The history of most of eastern part of the City of Caulfield is as old as that of the west, and is less obvious to the beholder as few large mansions were erected in the area. Probably the best-known and most ‘romantic’ aspect of its past is the ill-fated Rosstown railway and sugar beet mill built for William Murray Ross.

The lives of the ordinary people however, are also the stuff of which history, and the community, is made. On Saturday afternoon 16 October 1909 ‘a modest weatherboard building, tastefully constructed within pleasing lines and angles and arches and flanked by a small spire, a noticeable feature amongst the houses of the people’ was opened for Congregational Church services. (2)

The story does not begin here though. The church had arrived at the site some time earlier after having been removed from its previous position, cut longitudinally in half, and transported on wagons drawn by great teams of horses. Even in those days, when moving wooden buildings by this means was not uncommon, it was a spectacular sight and a great occasion for the local population. Elderly members of the congregation remember how, as children, they were held up to windows to see the church go by, or watched the procession from the safety of a tree. (5)

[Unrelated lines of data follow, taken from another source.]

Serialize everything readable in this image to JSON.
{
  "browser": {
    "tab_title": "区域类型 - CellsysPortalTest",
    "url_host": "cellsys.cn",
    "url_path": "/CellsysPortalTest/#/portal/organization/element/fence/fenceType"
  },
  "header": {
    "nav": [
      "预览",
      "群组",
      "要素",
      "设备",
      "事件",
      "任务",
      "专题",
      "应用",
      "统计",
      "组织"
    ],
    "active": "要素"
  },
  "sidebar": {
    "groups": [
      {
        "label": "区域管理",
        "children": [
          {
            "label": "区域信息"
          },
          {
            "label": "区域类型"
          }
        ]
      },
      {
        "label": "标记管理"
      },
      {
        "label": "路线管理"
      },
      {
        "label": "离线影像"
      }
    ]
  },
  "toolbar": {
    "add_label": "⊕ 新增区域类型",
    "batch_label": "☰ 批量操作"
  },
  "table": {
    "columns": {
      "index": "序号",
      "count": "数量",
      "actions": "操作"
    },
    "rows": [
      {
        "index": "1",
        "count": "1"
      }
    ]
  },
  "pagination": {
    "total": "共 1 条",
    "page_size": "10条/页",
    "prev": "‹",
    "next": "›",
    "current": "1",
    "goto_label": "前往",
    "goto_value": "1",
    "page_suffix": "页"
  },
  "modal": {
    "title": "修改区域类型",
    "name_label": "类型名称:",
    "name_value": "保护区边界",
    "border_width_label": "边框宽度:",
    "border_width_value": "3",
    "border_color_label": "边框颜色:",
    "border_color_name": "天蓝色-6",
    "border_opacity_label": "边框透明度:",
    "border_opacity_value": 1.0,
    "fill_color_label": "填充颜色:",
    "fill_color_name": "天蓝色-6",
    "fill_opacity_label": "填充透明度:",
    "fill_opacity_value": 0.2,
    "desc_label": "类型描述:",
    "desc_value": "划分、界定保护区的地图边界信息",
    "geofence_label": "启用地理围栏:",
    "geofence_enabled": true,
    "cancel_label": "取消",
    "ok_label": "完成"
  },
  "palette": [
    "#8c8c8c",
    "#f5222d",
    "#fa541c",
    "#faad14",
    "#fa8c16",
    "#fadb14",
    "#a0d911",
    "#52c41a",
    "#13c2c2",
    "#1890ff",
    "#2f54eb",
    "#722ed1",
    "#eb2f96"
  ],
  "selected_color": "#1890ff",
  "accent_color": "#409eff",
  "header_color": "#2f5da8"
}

The church’s history really begins in 1885 when it was built for the Primitive Methodists on a block of land on the east side of Eastern Road, South Melbourne, south of the Park Street corner. Significant for later events, the site was almost opposite the Wesleyan Church in Park Street. (4) (5)

Unfortunately there is little material which tells us very much about the Primitive Methodists, and even less can be found about their South Melbourne chapel. Although only a minor denomination, the Primitive Methodists appear to have been a flourishing and forward-looking Church, with a number of chapels including one at Brighton (corner of Wilson and Carpenter Streets, built 1851) and missions at most of the Victorian gold-field centres. The Eastern Road church was part of Melbourne First Circuit and opened under the Reverend William Hunt previously of Ballarat. Part of the church reserve was sold, and the church erected on the remainder at a cost of 474 pounds, with another 160 pounds ‘required to finish the surroundings’ three months later. (6)

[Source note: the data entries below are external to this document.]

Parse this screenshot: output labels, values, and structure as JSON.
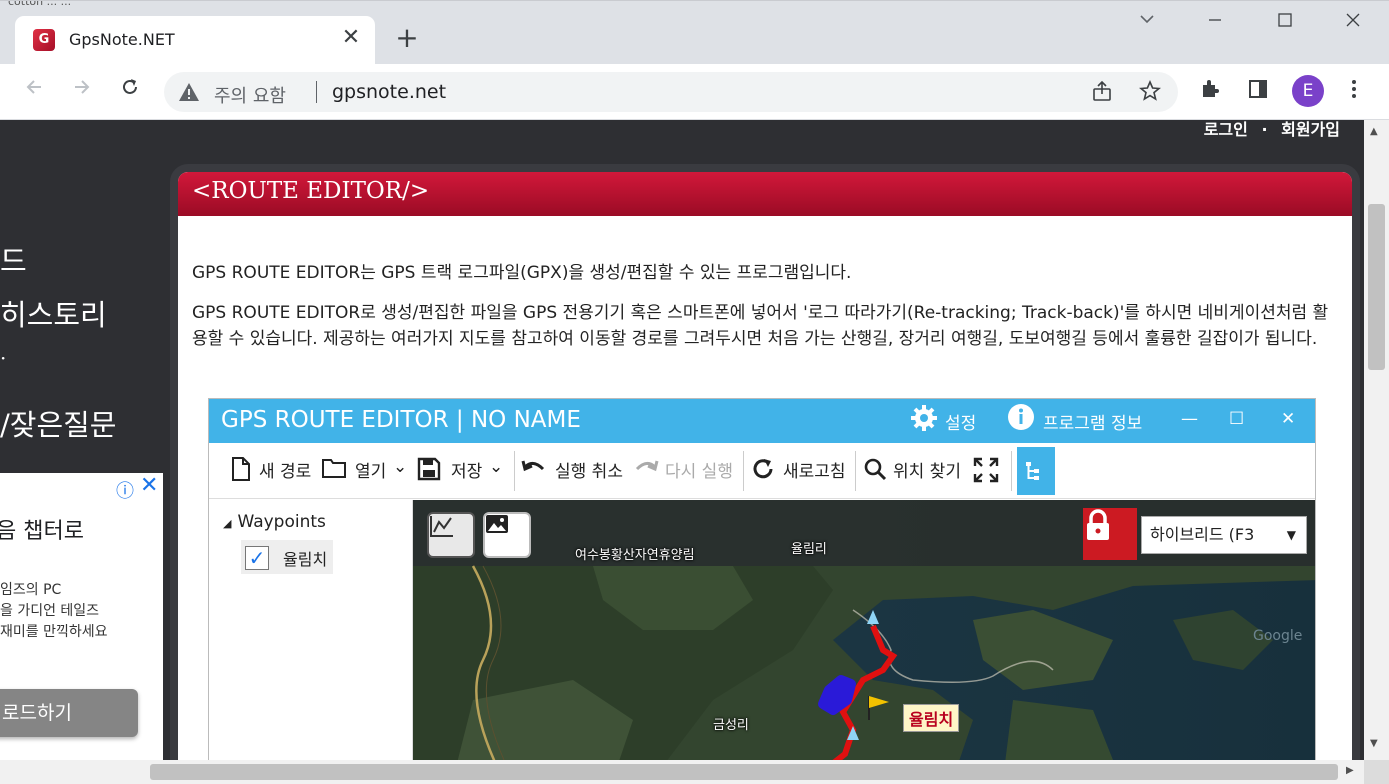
{
  "browser": {
    "tab_title": "GpsNote.NET",
    "tab_close": "✕",
    "new_tab": "+",
    "warning_text": "주의 요함",
    "url": "gpsnote.net",
    "avatar_letter": "E",
    "top_sliver_text": "cotton ... ..."
  },
  "header": {
    "login": "로그인",
    "separator": "·",
    "signup": "회원가입"
  },
  "sidebar": {
    "items": [
      {
        "label": "드"
      },
      {
        "label": "히스토리"
      },
      {
        "label": "·"
      },
      {
        "label": "/잦은질문"
      }
    ]
  },
  "ad": {
    "headline": "음 챕터로",
    "lines": [
      "임즈의 PC",
      "을 가디언 테일즈",
      "재미를 만끽하세요"
    ],
    "cta": "로드하기"
  },
  "panel": {
    "title": "<ROUTE EDITOR/>",
    "paragraph1": "GPS ROUTE EDITOR는 GPS 트랙 로그파일(GPX)을 생성/편집할 수 있는 프로그램입니다.",
    "paragraph2": "GPS ROUTE EDITOR로 생성/편집한 파일을 GPS 전용기기 혹은 스마트폰에 넣어서 '로그 따라가기(Re-tracking; Track-back)'를 하시면 네비게이션처럼 활용할 수 있습니다. 제공하는 여러가지 지도를 참고하여 이동할 경로를 그려두시면 처음 가는 산행길, 장거리 여행길, 도보여행길 등에서 훌륭한 길잡이가 됩니다."
  },
  "app": {
    "title": "GPS ROUTE EDITOR | NO NAME",
    "settings": "설정",
    "program_info": "프로그램 정보",
    "minimize": "—",
    "maximize": "☐",
    "close": "✕",
    "toolbar": {
      "new_route": "새 경로",
      "open": "열기",
      "save": "저장",
      "undo": "실행 취소",
      "redo": "다시 실행",
      "refresh": "새로고침",
      "find_location": "위치 찾기"
    },
    "waypoints_header": "Waypoints",
    "waypoint_item": "율림치",
    "map": {
      "type_select": "하이브리드 (F3",
      "labels": {
        "forest": "여수봉황산자연휴양림",
        "village_top": "율림리",
        "village_bottom": "금성리"
      },
      "marker_label": "율림치"
    }
  },
  "colors": {
    "panel_header": "#c4102f",
    "app_accent": "#41b3e8",
    "route": "#e01010",
    "route_edited": "#2a1ad8"
  },
  "icons": [
    "warning-icon",
    "share-icon",
    "star-icon",
    "extension-icon",
    "sidepanel-icon",
    "menu-icon",
    "back-icon",
    "forward-icon",
    "reload-icon",
    "gear-icon",
    "info-icon",
    "file-icon",
    "folder-icon",
    "save-icon",
    "undo-icon",
    "redo-icon",
    "refresh-icon",
    "search-icon",
    "expand-icon",
    "tree-icon",
    "chart-icon",
    "image-icon",
    "lock-icon",
    "flag-icon"
  ]
}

On 1 January 1902, the Primitive Methodist Church joined with the United Methodists and Wesleyans to form the Methodist Church of Australasia. The little timber chapel in South Melbourne, so close to the much larger and more substantial Wesleyan building in Park Street thus became redundant. Ironically, the chapel survives today, and the Wesleyan building has been overtaken by progress and demolished.

The land for the church in Grange Road was purchased through the gift of 100 pounds by Mr. G. Mercy, and an advance of another 100 pounds resulted in the Congregational Union undertaking the purchase of the ‘very commodious building’ in South Melbourne. (1) (3)

It was a handsome Gothic style building with gabled tower on the left and a circular window above the arched entrance doors. Today, the two halves are held together by metal rods, and the circular window is only visible from the inside. The cutting and removal proved too much for the window’s frame and shortly after the re-erection of the church the window developed a dangerous movement whenever the wind blew. Repairs were impossible, and so the window was kept but covered from the outside by a timber mounted cross. An entrance porch was also added, so the original door and its two small matching windows are hidden from the outside. Apart from these additions, the building is basically in its original condition. (5)

When the church was still ‘new’ in Grange Road, it was possible to see the Rosstown Sugar Mill ‘straight out the back door’. (5) Much of the surrounding area was market gardens which finally disappeared in the post war-building boom experienced in Glen Huntly. Progress caught up earlier with the ‘gas light era’ of the church’s life when it was converted to electricity in 1914. (1) Now the church stands in a brick residential area, a charming reminder of earlier days.


  1. Trinity Congregational Church Jubilee Booklet
  2. The Victorian Independent 1909, 1910
  3. Congregational Year Book 1910
  4. Directories 1883-1911
  5. Members of Trinity congregation
  6. Clarke, Rev. M. History of Primitive Methodism in Victoria and Tasmania

Written by J. O’Donnell, B.A., B.Ed. for The Caulfield Historical Society Newsletter in April 1973.